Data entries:
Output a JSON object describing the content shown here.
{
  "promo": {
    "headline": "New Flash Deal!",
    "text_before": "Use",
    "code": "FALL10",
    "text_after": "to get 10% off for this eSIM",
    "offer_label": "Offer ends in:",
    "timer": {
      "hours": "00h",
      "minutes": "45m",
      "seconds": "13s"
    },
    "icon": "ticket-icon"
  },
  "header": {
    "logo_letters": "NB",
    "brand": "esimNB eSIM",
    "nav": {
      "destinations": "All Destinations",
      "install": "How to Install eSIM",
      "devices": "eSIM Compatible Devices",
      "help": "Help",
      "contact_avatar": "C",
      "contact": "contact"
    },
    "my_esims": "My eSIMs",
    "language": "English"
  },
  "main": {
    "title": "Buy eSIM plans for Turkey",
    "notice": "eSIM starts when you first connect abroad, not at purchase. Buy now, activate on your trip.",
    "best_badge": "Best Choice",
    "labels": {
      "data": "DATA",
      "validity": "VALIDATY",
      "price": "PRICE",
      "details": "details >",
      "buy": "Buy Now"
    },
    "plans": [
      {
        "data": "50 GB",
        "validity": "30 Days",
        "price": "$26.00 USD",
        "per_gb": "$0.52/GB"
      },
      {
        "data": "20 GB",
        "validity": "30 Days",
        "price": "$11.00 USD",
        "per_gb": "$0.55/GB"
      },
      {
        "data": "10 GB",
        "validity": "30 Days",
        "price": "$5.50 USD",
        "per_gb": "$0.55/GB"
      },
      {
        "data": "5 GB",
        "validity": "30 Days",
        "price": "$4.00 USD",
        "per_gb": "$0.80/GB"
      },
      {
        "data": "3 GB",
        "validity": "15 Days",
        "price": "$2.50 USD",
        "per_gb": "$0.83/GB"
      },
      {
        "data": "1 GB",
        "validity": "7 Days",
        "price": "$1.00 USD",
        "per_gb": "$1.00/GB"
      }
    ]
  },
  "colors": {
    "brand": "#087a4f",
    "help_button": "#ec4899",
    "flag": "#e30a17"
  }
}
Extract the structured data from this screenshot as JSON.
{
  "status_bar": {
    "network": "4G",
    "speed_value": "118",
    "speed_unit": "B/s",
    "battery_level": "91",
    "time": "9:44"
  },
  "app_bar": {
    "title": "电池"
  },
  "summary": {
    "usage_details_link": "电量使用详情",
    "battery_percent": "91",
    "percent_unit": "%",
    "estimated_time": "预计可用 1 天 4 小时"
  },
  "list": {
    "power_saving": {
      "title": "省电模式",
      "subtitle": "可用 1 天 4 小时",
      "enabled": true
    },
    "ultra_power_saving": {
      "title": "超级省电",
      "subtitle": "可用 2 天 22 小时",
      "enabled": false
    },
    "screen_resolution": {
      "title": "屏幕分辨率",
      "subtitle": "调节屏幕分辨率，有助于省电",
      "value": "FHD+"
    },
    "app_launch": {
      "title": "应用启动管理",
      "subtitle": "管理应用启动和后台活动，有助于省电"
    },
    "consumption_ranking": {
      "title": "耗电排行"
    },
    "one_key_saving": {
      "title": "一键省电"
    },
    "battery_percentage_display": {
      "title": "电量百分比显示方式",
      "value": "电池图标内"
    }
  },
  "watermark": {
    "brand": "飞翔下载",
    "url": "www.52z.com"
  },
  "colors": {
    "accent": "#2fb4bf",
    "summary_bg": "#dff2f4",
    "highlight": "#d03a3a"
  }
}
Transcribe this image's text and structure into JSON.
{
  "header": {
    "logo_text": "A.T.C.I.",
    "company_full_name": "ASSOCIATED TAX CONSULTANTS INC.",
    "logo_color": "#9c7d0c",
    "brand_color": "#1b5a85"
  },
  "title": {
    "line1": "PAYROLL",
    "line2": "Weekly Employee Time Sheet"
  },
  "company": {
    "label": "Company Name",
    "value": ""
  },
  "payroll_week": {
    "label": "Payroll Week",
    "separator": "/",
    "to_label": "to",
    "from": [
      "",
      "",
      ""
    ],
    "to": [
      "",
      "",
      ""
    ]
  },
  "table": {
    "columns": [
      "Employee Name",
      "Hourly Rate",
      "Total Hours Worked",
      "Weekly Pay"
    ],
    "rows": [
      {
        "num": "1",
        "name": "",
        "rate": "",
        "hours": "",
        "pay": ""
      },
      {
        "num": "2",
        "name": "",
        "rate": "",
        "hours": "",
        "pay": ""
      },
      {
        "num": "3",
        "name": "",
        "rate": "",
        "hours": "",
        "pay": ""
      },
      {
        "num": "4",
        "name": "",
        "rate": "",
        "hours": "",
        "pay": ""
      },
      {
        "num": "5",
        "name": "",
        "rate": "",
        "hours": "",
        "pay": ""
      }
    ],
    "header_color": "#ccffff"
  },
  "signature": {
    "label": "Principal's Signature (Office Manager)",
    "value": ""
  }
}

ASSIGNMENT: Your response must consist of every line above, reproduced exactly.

EXPECTED ANSWER:
Output a JSON object describing the content shown here.
{
  "promo": {
    "headline": "New Flash Deal!",
    "text_before": "Use",
    "code": "FALL10",
    "text_after": "to get 10% off for this eSIM",
    "offer_label": "Offer ends in:",
    "timer": {
      "hours": "00h",
      "minutes": "45m",
      "seconds": "13s"
    },
    "icon": "ticket-icon"
  },
  "header": {
    "logo_letters": "NB",
    "brand": "esimNB eSIM",
    "nav": {
      "destinations": "All Destinations",
      "install": "How to Install eSIM",
      "devices": "eSIM Compatible Devices",
      "help": "Help",
      "contact_avatar": "C",
      "contact": "contact"
    },
    "my_esims": "My eSIMs",
    "language": "English"
  },
  "main": {
    "title": "Buy eSIM plans for Turkey",
    "notice": "eSIM starts when you first connect abroad, not at purchase. Buy now, activate on your trip.",
    "best_badge": "Best Choice",
    "labels": {
      "data": "DATA",
      "validity": "VALIDATY",
      "price": "PRICE",
      "details": "details >",
      "buy": "Buy Now"
    },
    "plans": [
      {
        "data": "50 GB",
        "validity": "30 Days",
        "price": "$26.00 USD",
        "per_gb": "$0.52/GB"
      },
      {
        "data": "20 GB",
        "validity": "30 Days",
        "price": "$11.00 USD",
        "per_gb": "$0.55/GB"
      },
      {
        "data": "10 GB",
        "validity": "30 Days",
        "price": "$5.50 USD",
        "per_gb": "$0.55/GB"
      },
      {
        "data": "5 GB",
        "validity": "30 Days",
        "price": "$4.00 USD",
        "per_gb": "$0.80/GB"
      },
      {
        "data": "3 GB",
        "validity": "15 Days",
        "price": "$2.50 USD",
        "per_gb": "$0.83/GB"
      },
      {
        "data": "1 GB",
        "validity": "7 Days",
        "price": "$1.00 USD",
        "per_gb": "$1.00/GB"
      }
    ]
  },
  "colors": {
    "brand": "#087a4f",
    "help_button": "#ec4899",
    "flag": "#e30a17"
  }
}
Extract the structured data from this screenshot as JSON.
{
  "status_bar": {
    "network": "4G",
    "speed_value": "118",
    "speed_unit": "B/s",
    "battery_level": "91",
    "time": "9:44"
  },
  "app_bar": {
    "title": "电池"
  },
  "summary": {
    "usage_details_link": "电量使用详情",
    "battery_percent": "91",
    "percent_unit": "%",
    "estimated_time": "预计可用 1 天 4 小时"
  },
  "list": {
    "power_saving": {
      "title": "省电模式",
      "subtitle": "可用 1 天 4 小时",
      "enabled": true
    },
    "ultra_power_saving": {
      "title": "超级省电",
      "subtitle": "可用 2 天 22 小时",
      "enabled": false
    },
    "screen_resolution": {
      "title": "屏幕分辨率",
      "subtitle": "调节屏幕分辨率，有助于省电",
      "value": "FHD+"
    },
    "app_launch": {
      "title": "应用启动管理",
      "subtitle": "管理应用启动和后台活动，有助于省电"
    },
    "consumption_ranking": {
      "title": "耗电排行"
    },
    "one_key_saving": {
      "title": "一键省电"
    },
    "battery_percentage_display": {
      "title": "电量百分比显示方式",
      "value": "电池图标内"
    }
  },
  "watermark": {
    "brand": "飞翔下载",
    "url": "www.52z.com"
  },
  "colors": {
    "accent": "#2fb4bf",
    "summary_bg": "#dff2f4",
    "highlight": "#d03a3a"
  }
}
Transcribe this image's text and structure into JSON.
{
  "header": {
    "logo_text": "A.T.C.I.",
    "company_full_name": "ASSOCIATED TAX CONSULTANTS INC.",
    "logo_color": "#9c7d0c",
    "brand_color": "#1b5a85"
  },
  "title": {
    "line1": "PAYROLL",
    "line2": "Weekly Employee Time Sheet"
  },
  "company": {
    "label": "Company Name",
    "value": ""
  },
  "payroll_week": {
    "label": "Payroll Week",
    "separator": "/",
    "to_label": "to",
    "from": [
      "",
      "",
      ""
    ],
    "to": [
      "",
      "",
      ""
    ]
  },
  "table": {
    "columns": [
      "Employee Name",
      "Hourly Rate",
      "Total Hours Worked",
      "Weekly Pay"
    ],
    "rows": [
      {
        "num": "1",
        "name": "",
        "rate": "",
        "hours": "",
        "pay": ""
      },
      {
        "num": "2",
        "name": "",
        "rate": "",
        "hours": "",
        "pay": ""
      },
      {
        "num": "3",
        "name": "",
        "rate": "",
        "hours": "",
        "pay": ""
      },
      {
        "num": "4",
        "name": "",
        "rate": "",
        "hours": "",
        "pay": ""
      },
      {
        "num": "5",
        "name": "",
        "rate": "",
        "hours": "",
        "pay": ""
      }
    ],
    "header_color": "#ccffff"
  },
  "signature": {
    "label": "Principal's Signature (Office Manager)",
    "value": ""
  }
}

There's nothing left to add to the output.